LOS ANGELES, CA – The Japanese American National Museum (JANM) will present J.T. Sata: Immigrant Modernist from March 15–September 1, 2024. Curated by Dennis Reed, the exhibition comprises sixty photographs by Sata, along with family artifacts from his time in America’s concentration camps and reproductions of his paintings and drawings. Sata was a charter member of the Japanese Camera Pictorialists of California, a modernist photography group in Los Angeles during the 1920s and 1930s. All of the photographs were donated to JANM by the Sata family.
James Tadanao Sata (1896–1975) came to the United States in 1918. He was better educated than most immigrants, and his heritage was samurai. Despite his education and elevated social status, he worked a variety of menial jobs, including as a servant and custodian. However, Sata had artistic ambitions, which led him to become an amateur art photographer. He photographed in and around Little Tokyo, at the sea, and in the mountains of Southern California. He also created modernist portraits and abstractions. These works were among the most adventurous photographs made in America at the time, and they were exhibited and published internationally during the 1920s and ’30s.
At the onset of World War II, Sata was forced to abandon photography since cameras were deemed contraband for those of Japanese heritage. During the forced removal of Japanese Americans, the Sata family lived in a horse stall at Santa Anita temporary detention center. Later, they were moved to the Jerome concentration camp in Arkansas and the Gila River concentration camp in Arizona, where Sata made drawings and paintings of life in camp.
More information about the artist is available on the exhibition’s resources page and JANM’s YouTube channel. Watch the recording of the 2020 public program, J.T. Sata: A Japanese Immigrant in Search of Western Art, and a short profile of the artist, Making Waves | J.T. Sata, created by JANM’s Frank H. Watase Media Arts Center for the Museum’s 2016 exhibition, Making Waves: Japanese American Photography, 1920–1940.
About the Japanese American National Museum (JANM)
Established in 1985, JANM promotes understanding and appreciation of America’s ethnic and cultural diversity by sharing the Japanese American experience. Located in the historic Little Tokyo district of downtown Los Angeles, JANM is a center for civil rights, ensuring that the hard-fought lessons of the World War II incarceration are not forgotten. A Smithsonian Affiliate and one of America’s Cultural Treasures, JANM is a hybrid institution that straddles traditional museum categories. JANM is a center for the arts as well as history. It provides a voice for Japanese Americans and a forum that enables all people to explore their own heritage and culture.
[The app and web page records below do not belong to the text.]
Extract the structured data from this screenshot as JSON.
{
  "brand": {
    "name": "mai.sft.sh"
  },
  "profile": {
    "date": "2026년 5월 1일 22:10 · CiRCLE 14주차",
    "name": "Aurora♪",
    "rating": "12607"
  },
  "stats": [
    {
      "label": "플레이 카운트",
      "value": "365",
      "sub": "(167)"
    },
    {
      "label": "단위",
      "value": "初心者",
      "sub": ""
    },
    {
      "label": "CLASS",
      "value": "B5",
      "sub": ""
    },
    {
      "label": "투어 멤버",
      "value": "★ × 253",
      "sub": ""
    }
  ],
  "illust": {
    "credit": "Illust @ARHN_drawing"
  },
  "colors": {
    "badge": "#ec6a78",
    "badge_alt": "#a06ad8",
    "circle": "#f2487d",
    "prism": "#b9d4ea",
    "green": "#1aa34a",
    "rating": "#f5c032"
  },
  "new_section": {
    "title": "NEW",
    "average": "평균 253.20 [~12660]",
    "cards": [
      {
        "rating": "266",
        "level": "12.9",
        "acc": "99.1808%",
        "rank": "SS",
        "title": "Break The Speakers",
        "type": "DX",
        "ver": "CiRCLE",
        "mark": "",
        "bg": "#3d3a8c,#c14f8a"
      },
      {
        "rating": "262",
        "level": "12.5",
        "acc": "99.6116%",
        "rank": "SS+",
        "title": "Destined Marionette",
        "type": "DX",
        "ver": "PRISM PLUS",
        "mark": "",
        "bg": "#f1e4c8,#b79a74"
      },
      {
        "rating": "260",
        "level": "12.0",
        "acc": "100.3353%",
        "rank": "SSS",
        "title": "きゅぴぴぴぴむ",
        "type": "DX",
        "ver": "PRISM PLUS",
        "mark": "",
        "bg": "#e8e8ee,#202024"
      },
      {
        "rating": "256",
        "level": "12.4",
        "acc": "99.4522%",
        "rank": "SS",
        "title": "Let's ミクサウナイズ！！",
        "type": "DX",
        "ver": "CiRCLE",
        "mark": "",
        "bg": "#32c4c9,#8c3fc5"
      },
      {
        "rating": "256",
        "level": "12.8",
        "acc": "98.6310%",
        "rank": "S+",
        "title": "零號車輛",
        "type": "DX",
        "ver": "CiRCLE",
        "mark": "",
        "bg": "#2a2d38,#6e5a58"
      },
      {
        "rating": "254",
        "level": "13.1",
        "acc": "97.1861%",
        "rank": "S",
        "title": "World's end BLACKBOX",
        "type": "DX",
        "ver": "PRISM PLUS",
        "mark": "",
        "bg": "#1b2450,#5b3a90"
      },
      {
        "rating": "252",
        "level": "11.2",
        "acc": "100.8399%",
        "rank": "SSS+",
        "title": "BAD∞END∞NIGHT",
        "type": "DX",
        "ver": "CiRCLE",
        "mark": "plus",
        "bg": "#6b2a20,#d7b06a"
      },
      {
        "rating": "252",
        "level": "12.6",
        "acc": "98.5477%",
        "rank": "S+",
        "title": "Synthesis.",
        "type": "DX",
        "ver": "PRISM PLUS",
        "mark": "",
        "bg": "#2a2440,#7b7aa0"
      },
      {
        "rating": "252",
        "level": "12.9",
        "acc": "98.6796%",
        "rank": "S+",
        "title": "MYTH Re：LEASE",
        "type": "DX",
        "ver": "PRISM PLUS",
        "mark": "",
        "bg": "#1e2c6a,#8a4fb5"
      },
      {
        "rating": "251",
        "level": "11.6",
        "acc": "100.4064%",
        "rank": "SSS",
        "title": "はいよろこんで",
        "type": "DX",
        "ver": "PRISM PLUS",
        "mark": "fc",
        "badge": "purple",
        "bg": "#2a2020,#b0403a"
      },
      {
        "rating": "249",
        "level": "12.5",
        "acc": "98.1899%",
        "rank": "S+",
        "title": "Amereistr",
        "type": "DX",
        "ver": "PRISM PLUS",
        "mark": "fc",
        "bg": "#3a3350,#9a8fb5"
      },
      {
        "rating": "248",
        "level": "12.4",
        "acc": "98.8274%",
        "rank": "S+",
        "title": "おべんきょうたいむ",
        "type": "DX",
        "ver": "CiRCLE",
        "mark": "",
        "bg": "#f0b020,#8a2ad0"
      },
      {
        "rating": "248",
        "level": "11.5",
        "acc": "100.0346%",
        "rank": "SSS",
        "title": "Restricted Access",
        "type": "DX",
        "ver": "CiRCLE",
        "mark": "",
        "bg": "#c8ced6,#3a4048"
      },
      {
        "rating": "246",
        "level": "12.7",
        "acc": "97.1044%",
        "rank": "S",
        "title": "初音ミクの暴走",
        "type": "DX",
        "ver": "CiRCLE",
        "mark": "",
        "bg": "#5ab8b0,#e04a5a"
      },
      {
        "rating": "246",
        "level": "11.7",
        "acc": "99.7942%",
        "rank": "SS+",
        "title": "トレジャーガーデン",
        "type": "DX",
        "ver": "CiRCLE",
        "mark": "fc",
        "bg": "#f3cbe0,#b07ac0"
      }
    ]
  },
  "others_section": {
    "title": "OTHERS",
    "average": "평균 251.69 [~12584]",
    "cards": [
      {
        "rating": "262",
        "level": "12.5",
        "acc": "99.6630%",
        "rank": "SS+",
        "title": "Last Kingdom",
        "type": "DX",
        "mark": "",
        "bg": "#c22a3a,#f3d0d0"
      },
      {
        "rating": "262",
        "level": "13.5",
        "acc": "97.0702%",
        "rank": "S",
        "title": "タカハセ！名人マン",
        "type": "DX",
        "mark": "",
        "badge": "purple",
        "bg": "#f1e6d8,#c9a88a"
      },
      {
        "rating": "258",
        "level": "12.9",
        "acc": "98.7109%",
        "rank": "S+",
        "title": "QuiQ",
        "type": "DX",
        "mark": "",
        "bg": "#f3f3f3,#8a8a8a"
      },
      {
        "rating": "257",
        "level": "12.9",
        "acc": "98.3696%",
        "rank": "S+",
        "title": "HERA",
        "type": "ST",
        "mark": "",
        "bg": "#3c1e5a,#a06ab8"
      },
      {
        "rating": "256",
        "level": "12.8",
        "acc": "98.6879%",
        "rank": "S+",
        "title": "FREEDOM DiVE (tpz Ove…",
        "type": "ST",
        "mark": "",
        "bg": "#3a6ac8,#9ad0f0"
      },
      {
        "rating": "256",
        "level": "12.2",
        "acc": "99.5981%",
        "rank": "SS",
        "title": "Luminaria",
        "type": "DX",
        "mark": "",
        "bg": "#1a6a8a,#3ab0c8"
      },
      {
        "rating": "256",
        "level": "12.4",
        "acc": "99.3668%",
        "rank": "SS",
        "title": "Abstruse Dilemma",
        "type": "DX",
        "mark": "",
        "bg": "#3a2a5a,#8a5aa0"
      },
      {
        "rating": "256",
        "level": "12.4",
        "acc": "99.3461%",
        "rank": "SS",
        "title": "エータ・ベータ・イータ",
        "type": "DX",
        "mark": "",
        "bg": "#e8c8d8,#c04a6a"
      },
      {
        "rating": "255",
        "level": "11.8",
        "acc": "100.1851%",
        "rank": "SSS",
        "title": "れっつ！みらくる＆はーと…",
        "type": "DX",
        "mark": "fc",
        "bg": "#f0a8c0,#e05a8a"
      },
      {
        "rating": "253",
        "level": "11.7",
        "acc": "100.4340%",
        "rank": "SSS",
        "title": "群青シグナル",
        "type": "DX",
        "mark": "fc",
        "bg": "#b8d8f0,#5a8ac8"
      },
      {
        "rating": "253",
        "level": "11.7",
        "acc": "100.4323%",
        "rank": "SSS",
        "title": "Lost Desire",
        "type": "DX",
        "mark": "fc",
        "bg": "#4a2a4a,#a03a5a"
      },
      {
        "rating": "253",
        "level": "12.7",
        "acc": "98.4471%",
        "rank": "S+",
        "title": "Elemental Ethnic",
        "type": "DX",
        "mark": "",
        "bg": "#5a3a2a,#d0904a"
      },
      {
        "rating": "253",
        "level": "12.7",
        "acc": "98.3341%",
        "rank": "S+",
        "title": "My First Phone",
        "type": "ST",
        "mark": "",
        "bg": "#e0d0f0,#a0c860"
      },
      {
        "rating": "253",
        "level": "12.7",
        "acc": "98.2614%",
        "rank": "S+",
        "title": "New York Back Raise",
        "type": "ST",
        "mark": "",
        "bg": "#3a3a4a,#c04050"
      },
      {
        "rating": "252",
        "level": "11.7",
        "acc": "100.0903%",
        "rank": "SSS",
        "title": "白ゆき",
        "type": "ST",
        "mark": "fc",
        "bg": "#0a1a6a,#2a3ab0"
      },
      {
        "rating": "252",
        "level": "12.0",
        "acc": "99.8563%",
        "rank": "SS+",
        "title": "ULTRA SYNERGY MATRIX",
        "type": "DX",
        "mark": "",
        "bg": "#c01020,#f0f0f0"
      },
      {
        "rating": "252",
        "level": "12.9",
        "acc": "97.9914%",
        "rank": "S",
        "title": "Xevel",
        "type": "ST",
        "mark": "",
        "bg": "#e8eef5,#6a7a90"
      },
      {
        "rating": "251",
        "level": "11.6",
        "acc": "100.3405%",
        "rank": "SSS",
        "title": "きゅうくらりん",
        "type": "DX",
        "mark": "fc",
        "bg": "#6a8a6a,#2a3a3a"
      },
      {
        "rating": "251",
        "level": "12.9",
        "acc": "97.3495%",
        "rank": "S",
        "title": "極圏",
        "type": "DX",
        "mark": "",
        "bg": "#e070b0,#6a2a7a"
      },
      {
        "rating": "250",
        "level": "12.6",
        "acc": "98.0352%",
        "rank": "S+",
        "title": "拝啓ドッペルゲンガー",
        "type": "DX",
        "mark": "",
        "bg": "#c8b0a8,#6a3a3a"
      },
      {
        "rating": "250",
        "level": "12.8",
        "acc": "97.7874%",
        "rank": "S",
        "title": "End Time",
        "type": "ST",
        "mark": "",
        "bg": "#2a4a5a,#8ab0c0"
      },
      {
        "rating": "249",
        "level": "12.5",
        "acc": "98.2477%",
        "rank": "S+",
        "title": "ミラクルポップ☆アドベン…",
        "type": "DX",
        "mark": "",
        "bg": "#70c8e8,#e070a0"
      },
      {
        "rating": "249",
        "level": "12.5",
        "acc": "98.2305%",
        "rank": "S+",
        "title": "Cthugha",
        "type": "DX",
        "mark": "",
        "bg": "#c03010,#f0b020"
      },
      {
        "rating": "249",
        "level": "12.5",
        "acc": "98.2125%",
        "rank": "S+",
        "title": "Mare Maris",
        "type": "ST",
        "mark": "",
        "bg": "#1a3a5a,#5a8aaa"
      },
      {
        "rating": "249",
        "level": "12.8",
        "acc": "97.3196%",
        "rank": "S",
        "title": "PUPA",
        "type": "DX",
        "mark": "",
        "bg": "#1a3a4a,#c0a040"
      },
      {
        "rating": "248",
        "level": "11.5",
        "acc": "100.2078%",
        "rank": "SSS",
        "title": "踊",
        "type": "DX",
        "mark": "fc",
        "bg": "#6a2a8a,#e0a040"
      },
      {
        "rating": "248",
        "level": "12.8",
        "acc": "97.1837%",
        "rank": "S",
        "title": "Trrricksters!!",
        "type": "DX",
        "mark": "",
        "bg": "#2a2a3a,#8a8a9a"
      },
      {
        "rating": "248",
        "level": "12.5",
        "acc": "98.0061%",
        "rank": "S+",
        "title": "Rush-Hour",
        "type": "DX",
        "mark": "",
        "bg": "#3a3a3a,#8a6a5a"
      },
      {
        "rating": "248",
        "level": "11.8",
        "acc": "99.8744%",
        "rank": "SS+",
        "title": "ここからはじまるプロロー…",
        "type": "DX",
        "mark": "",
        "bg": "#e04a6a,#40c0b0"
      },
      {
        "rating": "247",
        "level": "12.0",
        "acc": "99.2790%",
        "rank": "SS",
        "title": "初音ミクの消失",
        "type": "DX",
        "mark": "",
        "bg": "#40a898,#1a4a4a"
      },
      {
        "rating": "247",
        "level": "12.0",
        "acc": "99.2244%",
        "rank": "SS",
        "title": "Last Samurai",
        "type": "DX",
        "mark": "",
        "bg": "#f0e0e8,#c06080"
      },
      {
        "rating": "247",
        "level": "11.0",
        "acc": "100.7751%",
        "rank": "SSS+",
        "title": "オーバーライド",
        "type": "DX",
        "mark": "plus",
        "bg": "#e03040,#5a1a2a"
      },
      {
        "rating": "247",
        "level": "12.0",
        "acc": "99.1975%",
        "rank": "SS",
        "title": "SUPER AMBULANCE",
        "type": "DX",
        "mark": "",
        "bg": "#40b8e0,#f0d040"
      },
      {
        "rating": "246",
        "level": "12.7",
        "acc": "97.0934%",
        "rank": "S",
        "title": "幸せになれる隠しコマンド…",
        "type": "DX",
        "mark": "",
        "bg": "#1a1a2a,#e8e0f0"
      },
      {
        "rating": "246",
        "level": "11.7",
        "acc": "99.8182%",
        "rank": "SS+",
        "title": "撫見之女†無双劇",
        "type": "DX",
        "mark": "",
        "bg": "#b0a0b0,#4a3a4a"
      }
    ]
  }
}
Since opening to the public in 1992, JANM has presented over 100 exhibitions onsite while traveling 40 exhibits to venues such as the Smithsonian Institution and the Ellis Island Museum in the United States, and to several leading cultural museums in Japan and South America. JANM is open on Tuesday, Wednesday, and Friday–Sunday from 11 a.m.–5 p.m. and on Thursday from 12 p.m.–8 p.m. JANM is free every third Thursday of the month. On all other Thursdays, JANM is free from 5 p.m.–8 p.m. For more information, visit janm.org or follow us on social media @jamuseum.